** Opening Material provided block **

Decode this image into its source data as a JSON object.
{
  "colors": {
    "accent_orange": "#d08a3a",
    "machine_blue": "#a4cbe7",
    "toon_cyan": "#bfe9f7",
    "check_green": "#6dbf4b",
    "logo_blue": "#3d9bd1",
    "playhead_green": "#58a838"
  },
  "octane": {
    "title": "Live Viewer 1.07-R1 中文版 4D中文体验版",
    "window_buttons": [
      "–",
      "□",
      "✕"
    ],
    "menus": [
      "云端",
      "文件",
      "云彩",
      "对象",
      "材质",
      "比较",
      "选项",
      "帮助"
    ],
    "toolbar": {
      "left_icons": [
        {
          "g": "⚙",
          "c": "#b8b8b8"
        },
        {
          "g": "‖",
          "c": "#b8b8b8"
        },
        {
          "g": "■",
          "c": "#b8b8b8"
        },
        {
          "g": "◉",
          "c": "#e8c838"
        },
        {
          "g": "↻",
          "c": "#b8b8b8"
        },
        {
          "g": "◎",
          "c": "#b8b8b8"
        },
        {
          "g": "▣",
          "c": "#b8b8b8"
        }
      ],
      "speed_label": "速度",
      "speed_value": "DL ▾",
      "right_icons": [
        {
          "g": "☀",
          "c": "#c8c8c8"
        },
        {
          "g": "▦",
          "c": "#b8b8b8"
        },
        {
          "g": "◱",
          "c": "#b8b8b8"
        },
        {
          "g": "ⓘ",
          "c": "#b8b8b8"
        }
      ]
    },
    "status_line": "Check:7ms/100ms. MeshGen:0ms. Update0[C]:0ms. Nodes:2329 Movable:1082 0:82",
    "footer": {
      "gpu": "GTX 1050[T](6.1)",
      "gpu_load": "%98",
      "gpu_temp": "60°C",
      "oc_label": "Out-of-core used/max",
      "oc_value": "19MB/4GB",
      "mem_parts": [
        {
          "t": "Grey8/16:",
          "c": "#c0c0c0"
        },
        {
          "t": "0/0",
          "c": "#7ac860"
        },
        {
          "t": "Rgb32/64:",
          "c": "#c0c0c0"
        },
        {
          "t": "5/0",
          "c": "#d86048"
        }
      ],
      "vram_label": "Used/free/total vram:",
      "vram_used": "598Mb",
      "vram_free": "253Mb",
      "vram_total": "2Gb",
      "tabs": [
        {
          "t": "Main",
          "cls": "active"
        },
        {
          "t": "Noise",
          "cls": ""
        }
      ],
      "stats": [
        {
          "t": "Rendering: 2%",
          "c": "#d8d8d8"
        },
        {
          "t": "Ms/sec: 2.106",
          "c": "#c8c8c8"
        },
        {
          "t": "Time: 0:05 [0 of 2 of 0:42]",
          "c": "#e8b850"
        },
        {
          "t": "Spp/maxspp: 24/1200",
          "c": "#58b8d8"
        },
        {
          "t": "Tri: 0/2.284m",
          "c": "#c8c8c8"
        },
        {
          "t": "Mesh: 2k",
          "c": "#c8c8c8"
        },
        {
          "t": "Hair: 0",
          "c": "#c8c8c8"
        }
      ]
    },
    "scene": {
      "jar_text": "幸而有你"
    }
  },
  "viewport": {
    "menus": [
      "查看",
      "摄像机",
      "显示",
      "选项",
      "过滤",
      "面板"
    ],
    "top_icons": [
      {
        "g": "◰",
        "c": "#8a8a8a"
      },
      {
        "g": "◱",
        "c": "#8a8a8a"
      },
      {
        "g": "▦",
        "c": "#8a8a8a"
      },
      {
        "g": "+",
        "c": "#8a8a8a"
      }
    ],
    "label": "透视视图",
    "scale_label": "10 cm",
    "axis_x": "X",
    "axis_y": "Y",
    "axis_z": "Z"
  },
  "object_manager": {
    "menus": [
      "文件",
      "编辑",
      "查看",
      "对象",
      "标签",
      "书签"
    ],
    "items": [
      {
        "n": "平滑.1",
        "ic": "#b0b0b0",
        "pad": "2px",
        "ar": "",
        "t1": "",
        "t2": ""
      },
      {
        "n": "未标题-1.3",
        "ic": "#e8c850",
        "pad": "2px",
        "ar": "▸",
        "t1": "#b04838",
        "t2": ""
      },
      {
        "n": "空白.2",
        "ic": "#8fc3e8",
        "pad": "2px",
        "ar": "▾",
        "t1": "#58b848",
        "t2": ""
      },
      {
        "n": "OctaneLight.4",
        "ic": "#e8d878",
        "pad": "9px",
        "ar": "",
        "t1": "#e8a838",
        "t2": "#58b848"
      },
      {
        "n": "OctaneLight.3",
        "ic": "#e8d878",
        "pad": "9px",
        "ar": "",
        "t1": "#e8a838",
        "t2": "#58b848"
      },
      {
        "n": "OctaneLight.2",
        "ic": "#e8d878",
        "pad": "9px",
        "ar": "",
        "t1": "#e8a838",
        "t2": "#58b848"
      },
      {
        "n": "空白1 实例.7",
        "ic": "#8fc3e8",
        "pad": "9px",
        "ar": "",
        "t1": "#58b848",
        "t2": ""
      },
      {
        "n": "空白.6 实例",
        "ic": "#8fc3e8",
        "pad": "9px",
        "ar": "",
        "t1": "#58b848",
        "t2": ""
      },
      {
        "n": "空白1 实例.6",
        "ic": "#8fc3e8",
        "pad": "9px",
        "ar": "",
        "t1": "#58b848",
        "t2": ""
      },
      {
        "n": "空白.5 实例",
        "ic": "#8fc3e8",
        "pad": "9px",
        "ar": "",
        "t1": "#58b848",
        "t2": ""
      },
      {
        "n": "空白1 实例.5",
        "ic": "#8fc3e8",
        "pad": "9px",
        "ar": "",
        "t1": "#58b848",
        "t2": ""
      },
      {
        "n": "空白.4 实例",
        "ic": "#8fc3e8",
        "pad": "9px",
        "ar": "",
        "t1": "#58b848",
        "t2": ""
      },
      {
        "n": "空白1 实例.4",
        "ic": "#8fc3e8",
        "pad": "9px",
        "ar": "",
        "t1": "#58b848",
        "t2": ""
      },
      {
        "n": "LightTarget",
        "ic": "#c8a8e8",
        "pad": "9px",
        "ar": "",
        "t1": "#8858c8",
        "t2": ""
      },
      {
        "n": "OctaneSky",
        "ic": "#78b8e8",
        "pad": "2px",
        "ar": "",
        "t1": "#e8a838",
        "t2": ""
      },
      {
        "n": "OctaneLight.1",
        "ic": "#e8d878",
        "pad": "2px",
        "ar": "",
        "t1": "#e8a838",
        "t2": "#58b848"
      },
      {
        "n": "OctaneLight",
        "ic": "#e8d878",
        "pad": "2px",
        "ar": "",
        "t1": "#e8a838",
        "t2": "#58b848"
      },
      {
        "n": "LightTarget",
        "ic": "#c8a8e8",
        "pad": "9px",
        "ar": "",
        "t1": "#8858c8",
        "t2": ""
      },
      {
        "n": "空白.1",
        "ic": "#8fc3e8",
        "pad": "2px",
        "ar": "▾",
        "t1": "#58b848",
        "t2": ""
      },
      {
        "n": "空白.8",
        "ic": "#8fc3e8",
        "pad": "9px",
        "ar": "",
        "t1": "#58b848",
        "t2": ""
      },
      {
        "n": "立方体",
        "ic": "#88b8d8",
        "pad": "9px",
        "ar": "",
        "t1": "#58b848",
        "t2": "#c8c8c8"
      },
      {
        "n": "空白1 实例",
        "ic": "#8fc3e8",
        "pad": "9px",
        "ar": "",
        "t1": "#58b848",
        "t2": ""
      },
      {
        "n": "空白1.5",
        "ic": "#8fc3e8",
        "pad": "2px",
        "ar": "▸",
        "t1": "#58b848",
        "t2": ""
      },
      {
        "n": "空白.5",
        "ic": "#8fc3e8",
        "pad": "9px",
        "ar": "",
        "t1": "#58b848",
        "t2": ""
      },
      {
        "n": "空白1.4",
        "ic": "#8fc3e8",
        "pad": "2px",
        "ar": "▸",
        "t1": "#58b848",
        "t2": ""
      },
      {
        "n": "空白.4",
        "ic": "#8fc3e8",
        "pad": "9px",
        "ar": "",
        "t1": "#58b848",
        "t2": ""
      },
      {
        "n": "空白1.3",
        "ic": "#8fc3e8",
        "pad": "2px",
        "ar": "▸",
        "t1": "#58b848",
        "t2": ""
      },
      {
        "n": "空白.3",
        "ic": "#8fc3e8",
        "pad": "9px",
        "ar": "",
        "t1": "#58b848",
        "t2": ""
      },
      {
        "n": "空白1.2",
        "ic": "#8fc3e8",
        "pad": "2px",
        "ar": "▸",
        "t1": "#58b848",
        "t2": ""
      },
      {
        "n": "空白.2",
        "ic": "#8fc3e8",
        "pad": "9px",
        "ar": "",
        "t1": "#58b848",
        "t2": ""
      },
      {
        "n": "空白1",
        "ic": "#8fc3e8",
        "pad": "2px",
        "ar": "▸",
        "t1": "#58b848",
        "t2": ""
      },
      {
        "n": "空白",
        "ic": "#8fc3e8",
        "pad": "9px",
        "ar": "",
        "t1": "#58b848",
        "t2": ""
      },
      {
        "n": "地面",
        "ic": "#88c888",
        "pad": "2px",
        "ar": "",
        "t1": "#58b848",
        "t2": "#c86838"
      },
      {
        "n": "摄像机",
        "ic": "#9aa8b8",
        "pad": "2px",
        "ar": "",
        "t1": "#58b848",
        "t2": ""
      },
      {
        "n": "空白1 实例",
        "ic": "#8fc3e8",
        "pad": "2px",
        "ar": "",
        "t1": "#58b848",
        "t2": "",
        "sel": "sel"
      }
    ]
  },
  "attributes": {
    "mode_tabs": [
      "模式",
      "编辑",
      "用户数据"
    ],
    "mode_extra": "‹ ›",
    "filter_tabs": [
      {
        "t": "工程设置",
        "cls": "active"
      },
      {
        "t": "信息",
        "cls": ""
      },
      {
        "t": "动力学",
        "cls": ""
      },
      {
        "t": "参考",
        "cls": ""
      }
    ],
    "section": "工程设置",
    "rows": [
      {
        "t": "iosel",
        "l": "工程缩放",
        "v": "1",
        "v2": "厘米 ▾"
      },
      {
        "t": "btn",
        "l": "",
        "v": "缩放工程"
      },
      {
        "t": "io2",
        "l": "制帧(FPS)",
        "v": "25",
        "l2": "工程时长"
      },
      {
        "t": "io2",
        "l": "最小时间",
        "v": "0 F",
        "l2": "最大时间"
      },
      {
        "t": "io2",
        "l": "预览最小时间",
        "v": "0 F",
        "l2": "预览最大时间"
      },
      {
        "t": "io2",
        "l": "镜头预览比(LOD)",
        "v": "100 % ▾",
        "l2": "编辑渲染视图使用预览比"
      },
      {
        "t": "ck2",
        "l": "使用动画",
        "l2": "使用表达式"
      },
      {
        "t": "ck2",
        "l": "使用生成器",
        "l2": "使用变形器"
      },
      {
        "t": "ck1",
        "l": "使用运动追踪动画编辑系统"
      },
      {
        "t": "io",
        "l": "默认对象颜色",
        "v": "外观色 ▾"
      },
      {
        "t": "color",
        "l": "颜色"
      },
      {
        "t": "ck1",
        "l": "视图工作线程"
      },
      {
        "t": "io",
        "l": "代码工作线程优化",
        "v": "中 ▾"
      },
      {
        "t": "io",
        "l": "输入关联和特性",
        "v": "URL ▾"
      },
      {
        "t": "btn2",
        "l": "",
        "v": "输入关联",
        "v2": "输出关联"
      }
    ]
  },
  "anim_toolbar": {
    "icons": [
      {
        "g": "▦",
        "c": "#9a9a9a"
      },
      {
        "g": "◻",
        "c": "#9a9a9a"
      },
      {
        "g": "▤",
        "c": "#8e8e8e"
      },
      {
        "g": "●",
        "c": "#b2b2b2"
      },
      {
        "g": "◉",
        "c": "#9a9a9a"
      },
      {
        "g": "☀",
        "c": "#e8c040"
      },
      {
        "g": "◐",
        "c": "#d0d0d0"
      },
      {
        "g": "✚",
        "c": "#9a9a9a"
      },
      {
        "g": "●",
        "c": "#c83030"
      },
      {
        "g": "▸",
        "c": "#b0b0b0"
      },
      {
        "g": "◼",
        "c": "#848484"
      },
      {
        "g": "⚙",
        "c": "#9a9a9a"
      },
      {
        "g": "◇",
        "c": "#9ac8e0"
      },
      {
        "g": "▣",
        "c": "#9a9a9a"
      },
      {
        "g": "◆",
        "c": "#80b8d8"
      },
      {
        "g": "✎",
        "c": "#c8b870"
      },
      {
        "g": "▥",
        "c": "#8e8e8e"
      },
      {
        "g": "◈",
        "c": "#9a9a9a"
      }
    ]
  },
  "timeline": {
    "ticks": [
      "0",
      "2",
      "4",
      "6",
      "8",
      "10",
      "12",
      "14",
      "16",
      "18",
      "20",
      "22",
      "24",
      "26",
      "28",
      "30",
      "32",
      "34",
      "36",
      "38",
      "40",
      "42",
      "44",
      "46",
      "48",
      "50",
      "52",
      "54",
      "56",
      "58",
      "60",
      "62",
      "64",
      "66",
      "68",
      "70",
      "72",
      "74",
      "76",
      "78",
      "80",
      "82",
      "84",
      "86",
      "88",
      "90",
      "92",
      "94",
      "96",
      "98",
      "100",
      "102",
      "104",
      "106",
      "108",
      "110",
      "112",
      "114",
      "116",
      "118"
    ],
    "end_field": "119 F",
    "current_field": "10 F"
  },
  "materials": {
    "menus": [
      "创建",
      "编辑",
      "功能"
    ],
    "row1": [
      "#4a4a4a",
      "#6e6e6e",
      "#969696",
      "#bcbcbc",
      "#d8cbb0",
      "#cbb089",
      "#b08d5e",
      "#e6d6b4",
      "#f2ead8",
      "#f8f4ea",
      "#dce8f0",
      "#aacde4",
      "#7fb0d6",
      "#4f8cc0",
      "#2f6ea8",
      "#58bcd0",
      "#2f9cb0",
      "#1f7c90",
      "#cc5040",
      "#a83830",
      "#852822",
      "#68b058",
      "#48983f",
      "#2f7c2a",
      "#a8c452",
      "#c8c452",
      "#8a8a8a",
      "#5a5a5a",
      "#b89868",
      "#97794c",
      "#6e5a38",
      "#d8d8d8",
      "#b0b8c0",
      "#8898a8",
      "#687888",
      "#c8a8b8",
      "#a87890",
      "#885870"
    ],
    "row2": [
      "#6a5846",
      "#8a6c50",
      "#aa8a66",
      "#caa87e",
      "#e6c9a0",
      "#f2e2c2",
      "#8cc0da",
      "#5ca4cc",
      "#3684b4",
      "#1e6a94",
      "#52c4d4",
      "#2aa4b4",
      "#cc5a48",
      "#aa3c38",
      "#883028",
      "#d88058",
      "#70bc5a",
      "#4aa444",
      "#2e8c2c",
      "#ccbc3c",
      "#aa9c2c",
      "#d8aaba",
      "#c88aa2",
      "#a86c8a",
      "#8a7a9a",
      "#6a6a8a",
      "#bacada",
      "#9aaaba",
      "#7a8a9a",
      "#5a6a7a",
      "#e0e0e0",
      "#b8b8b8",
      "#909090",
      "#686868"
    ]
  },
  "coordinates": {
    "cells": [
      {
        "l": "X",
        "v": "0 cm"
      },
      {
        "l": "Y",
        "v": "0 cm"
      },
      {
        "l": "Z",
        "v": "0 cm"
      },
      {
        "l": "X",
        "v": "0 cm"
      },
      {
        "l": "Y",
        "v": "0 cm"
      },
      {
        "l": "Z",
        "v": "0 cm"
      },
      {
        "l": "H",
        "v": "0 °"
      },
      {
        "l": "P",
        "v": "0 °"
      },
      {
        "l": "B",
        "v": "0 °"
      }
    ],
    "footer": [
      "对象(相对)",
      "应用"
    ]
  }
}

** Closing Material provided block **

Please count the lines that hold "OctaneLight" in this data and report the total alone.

5